═════ Provided entries
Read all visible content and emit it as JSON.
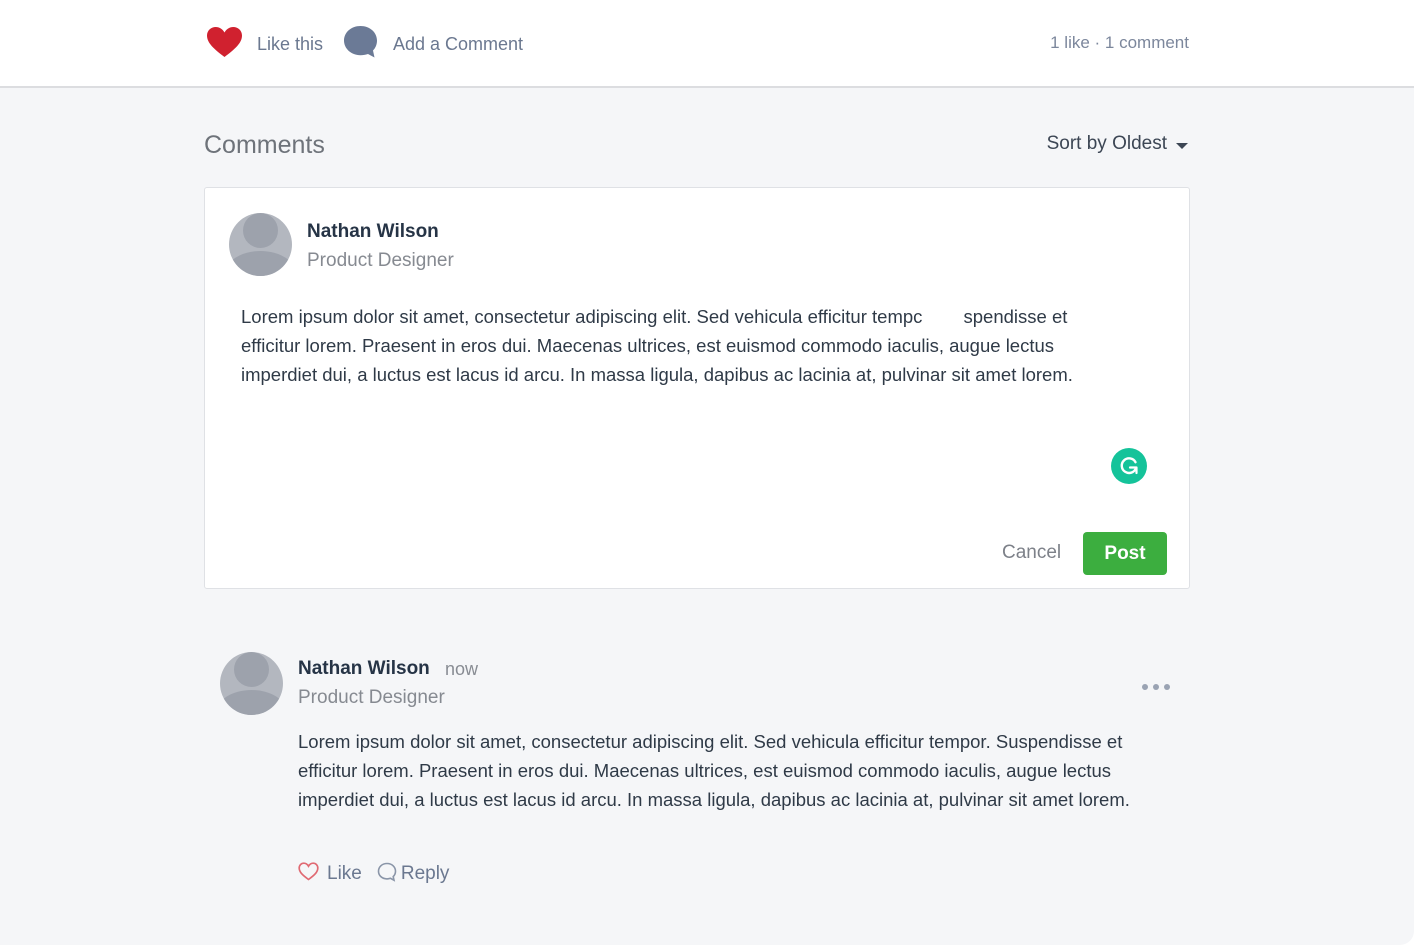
{
  "topbar": {
    "like_label": "Like this",
    "comment_label": "Add a Comment",
    "counts": "1 like · 1 comment",
    "like_icon": "heart-filled-icon",
    "comment_icon": "speech-bubble-filled-icon"
  },
  "comments_section": {
    "title": "Comments",
    "sort_label": "Sort by Oldest",
    "sort_icon": "caret-down-icon"
  },
  "editor": {
    "author_name": "Nathan Wilson",
    "author_role": "Product Designer",
    "text": "Lorem ipsum dolor sit amet, consectetur adipiscing elit. Sed vehicula efficitur tempc        spendisse et\nefficitur lorem. Praesent in eros dui. Maecenas ultrices, est euismod commodo iaculis, augue lectus\nimperdiet dui, a luctus est lacus id arcu. In massa ligula, dapibus ac lacinia at, pulvinar sit amet lorem.",
    "grammarly_icon": "grammarly-icon",
    "cancel_label": "Cancel",
    "post_label": "Post"
  },
  "comments": [
    {
      "author_name": "Nathan Wilson",
      "time": "now",
      "author_role": "Product Designer",
      "text": "Lorem ipsum dolor sit amet, consectetur adipiscing elit. Sed vehicula efficitur tempor. Suspendisse et efficitur lorem. Praesent in eros dui. Maecenas ultrices, est euismod commodo iaculis, augue lectus imperdiet dui, a luctus est lacus id arcu. In massa ligula, dapibus ac lacinia at, pulvinar sit amet lorem.",
      "like_label": "Like",
      "reply_label": "Reply",
      "more_icon": "more-horizontal-icon"
    }
  ],
  "colors": {
    "heart": "#d0212f",
    "bubble": "#6b7a96",
    "post_button": "#3cae3f",
    "grammarly": "#15c39a",
    "page_bg": "#f5f6f8"
  }
}
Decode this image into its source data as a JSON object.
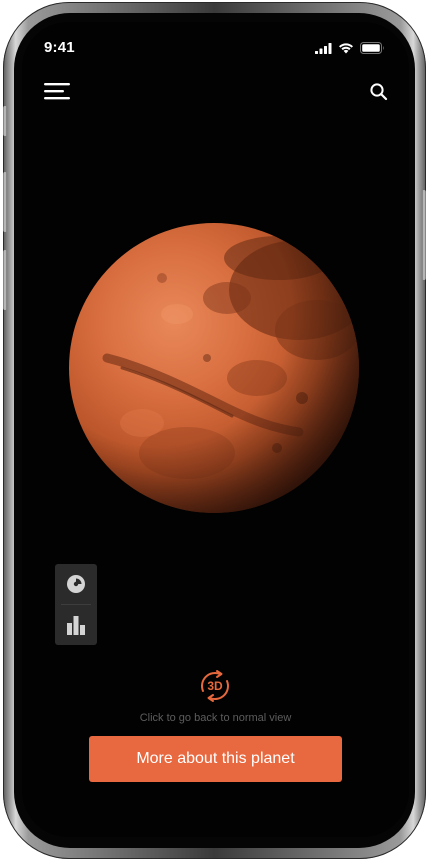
{
  "status_bar": {
    "time": "9:41",
    "icons": [
      "cellular-signal-icon",
      "wifi-icon",
      "battery-icon"
    ]
  },
  "header": {
    "menu_icon": "hamburger-menu-icon",
    "search_icon": "search-icon"
  },
  "planet": {
    "image": "mars-planet-image"
  },
  "side_panel": {
    "buttons": [
      {
        "icon": "pie-chart-icon"
      },
      {
        "icon": "bar-chart-icon"
      }
    ]
  },
  "view_toggle": {
    "label": "3D",
    "hint": "Click to go back to normal view"
  },
  "cta": {
    "label": "More about this planet"
  },
  "colors": {
    "accent": "#e8683f",
    "background": "#020202",
    "panel": "#2b2b2b",
    "hint_text": "#5d5d5d"
  }
}
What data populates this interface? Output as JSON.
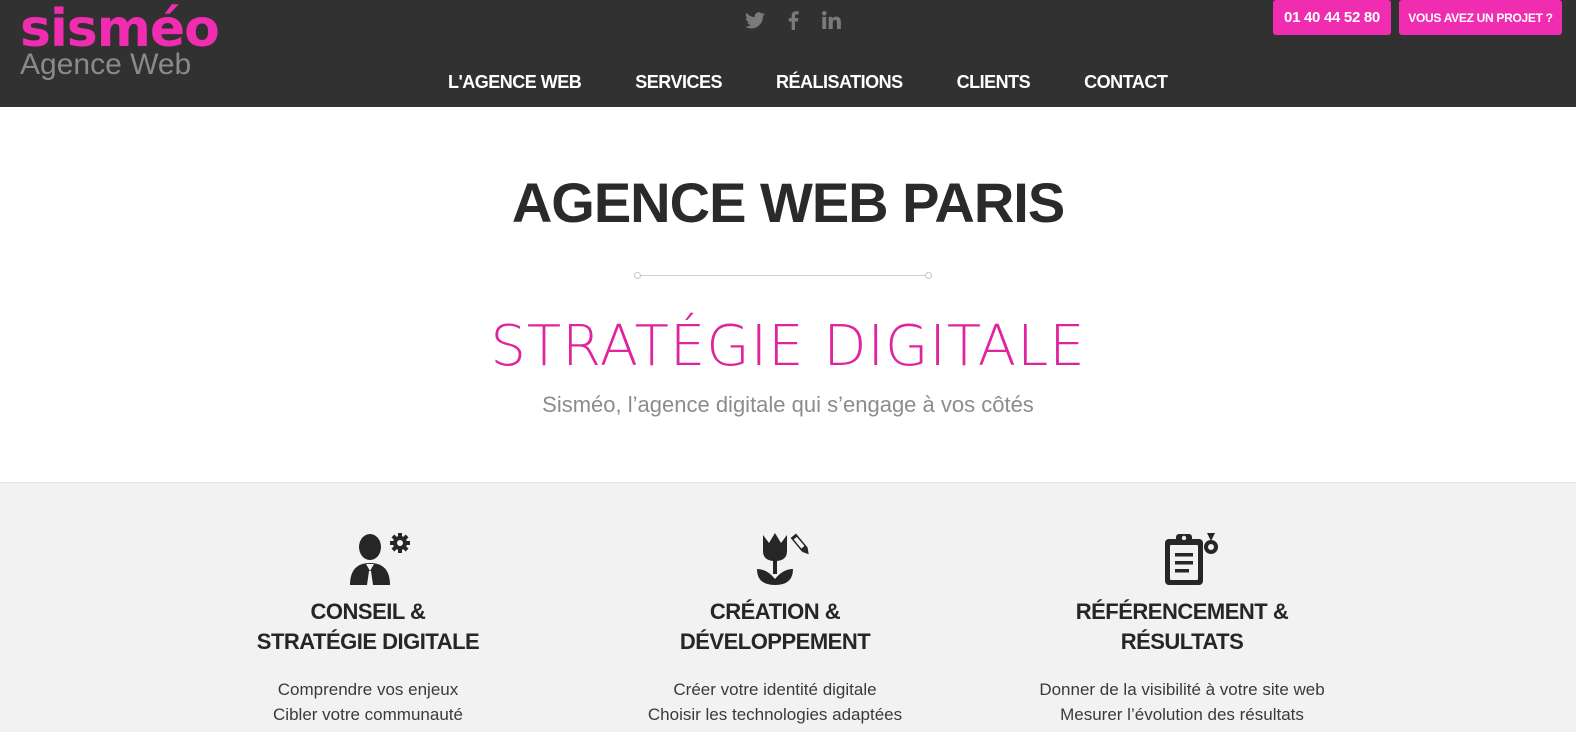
{
  "brand": {
    "name": "sisméo",
    "tagline": "Agence Web",
    "accent_color": "#f02cb1",
    "header_bg": "#313131"
  },
  "social": [
    {
      "icon": "twitter-icon",
      "label": "Twitter"
    },
    {
      "icon": "facebook-icon",
      "label": "Facebook"
    },
    {
      "icon": "linkedin-icon",
      "label": "LinkedIn"
    }
  ],
  "nav": {
    "items": [
      "L'AGENCE WEB",
      "SERVICES",
      "RÉALISATIONS",
      "CLIENTS",
      "CONTACT"
    ]
  },
  "cta": {
    "phone": "01 40 44 52 80",
    "project": "VOUS AVEZ UN PROJET ?"
  },
  "hero": {
    "title": "AGENCE WEB PARIS",
    "subtitle": "STRATÉGIE DIGITALE",
    "tagline": "Sisméo, l’agence digitale qui s’engage à vos côtés"
  },
  "services": [
    {
      "icon": "consultant-gear-icon",
      "title_line1": "CONSEIL &",
      "title_line2": "STRATÉGIE DIGITALE",
      "desc_line1": "Comprendre vos enjeux",
      "desc_line2": "Cibler votre communauté"
    },
    {
      "icon": "tulip-pencil-icon",
      "title_line1": "CRÉATION &",
      "title_line2": "DÉVELOPPEMENT",
      "desc_line1": "Créer votre identité digitale",
      "desc_line2": "Choisir les technologies adaptées"
    },
    {
      "icon": "clipboard-medal-icon",
      "title_line1": "RÉFÉRENCEMENT &",
      "title_line2": "RÉSULTATS",
      "desc_line1": "Donner de la visibilité à votre site web",
      "desc_line2": "Mesurer l’évolution des résultats"
    }
  ]
}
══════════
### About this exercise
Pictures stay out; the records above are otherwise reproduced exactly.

### Exercise response
Read all visible content and emit it as JSON.
{
  "topbar": {
    "like_label": "Like this",
    "comment_label": "Add a Comment",
    "counts": "1 like · 1 comment",
    "like_icon": "heart-filled-icon",
    "comment_icon": "speech-bubble-filled-icon"
  },
  "comments_section": {
    "title": "Comments",
    "sort_label": "Sort by Oldest",
    "sort_icon": "caret-down-icon"
  },
  "editor": {
    "author_name": "Nathan Wilson",
    "author_role": "Product Designer",
    "text": "Lorem ipsum dolor sit amet, consectetur adipiscing elit. Sed vehicula efficitur tempc        spendisse et\nefficitur lorem. Praesent in eros dui. Maecenas ultrices, est euismod commodo iaculis, augue lectus\nimperdiet dui, a luctus est lacus id arcu. In massa ligula, dapibus ac lacinia at, pulvinar sit amet lorem.",
    "grammarly_icon": "grammarly-icon",
    "cancel_label": "Cancel",
    "post_label": "Post"
  },
  "comments": [
    {
      "author_name": "Nathan Wilson",
      "time": "now",
      "author_role": "Product Designer",
      "text": "Lorem ipsum dolor sit amet, consectetur adipiscing elit. Sed vehicula efficitur tempor. Suspendisse et efficitur lorem. Praesent in eros dui. Maecenas ultrices, est euismod commodo iaculis, augue lectus imperdiet dui, a luctus est lacus id arcu. In massa ligula, dapibus ac lacinia at, pulvinar sit amet lorem.",
      "like_label": "Like",
      "reply_label": "Reply",
      "more_icon": "more-horizontal-icon"
    }
  ],
  "colors": {
    "heart": "#d0212f",
    "bubble": "#6b7a96",
    "post_button": "#3cae3f",
    "grammarly": "#15c39a",
    "page_bg": "#f5f6f8"
  }
}
Decode this image into its source data as a JSON object.
{
  "status_bar": {
    "time": "9:41",
    "icons": [
      "cellular-signal-icon",
      "wifi-icon",
      "battery-icon"
    ]
  },
  "header": {
    "menu_icon": "hamburger-menu-icon",
    "search_icon": "search-icon"
  },
  "planet": {
    "image": "mars-planet-image"
  },
  "side_panel": {
    "buttons": [
      {
        "icon": "pie-chart-icon"
      },
      {
        "icon": "bar-chart-icon"
      }
    ]
  },
  "view_toggle": {
    "label": "3D",
    "hint": "Click to go back to normal view"
  },
  "cta": {
    "label": "More about this planet"
  },
  "colors": {
    "accent": "#e8683f",
    "background": "#020202",
    "panel": "#2b2b2b",
    "hint_text": "#5d5d5d"
  }
}
What data populates this interface? Output as JSON.
{
  "brand": {
    "name": "sisméo",
    "tagline": "Agence Web",
    "accent_color": "#f02cb1",
    "header_bg": "#313131"
  },
  "social": [
    {
      "icon": "twitter-icon",
      "label": "Twitter"
    },
    {
      "icon": "facebook-icon",
      "label": "Facebook"
    },
    {
      "icon": "linkedin-icon",
      "label": "LinkedIn"
    }
  ],
  "nav": {
    "items": [
      "L'AGENCE WEB",
      "SERVICES",
      "RÉALISATIONS",
      "CLIENTS",
      "CONTACT"
    ]
  },
  "cta": {
    "phone": "01 40 44 52 80",
    "project": "VOUS AVEZ UN PROJET ?"
  },
  "hero": {
    "title": "AGENCE WEB PARIS",
    "subtitle": "STRATÉGIE DIGITALE",
    "tagline": "Sisméo, l’agence digitale qui s’engage à vos côtés"
  },
  "services": [
    {
      "icon": "consultant-gear-icon",
      "title_line1": "CONSEIL &",
      "title_line2": "STRATÉGIE DIGITALE",
      "desc_line1": "Comprendre vos enjeux",
      "desc_line2": "Cibler votre communauté"
    },
    {
      "icon": "tulip-pencil-icon",
      "title_line1": "CRÉATION &",
      "title_line2": "DÉVELOPPEMENT",
      "desc_line1": "Créer votre identité digitale",
      "desc_line2": "Choisir les technologies adaptées"
    },
    {
      "icon": "clipboard-medal-icon",
      "title_line1": "RÉFÉRENCEMENT &",
      "title_line2": "RÉSULTATS",
      "desc_line1": "Donner de la visibilité à votre site web",
      "desc_line2": "Mesurer l’évolution des résultats"
    }
  ]
}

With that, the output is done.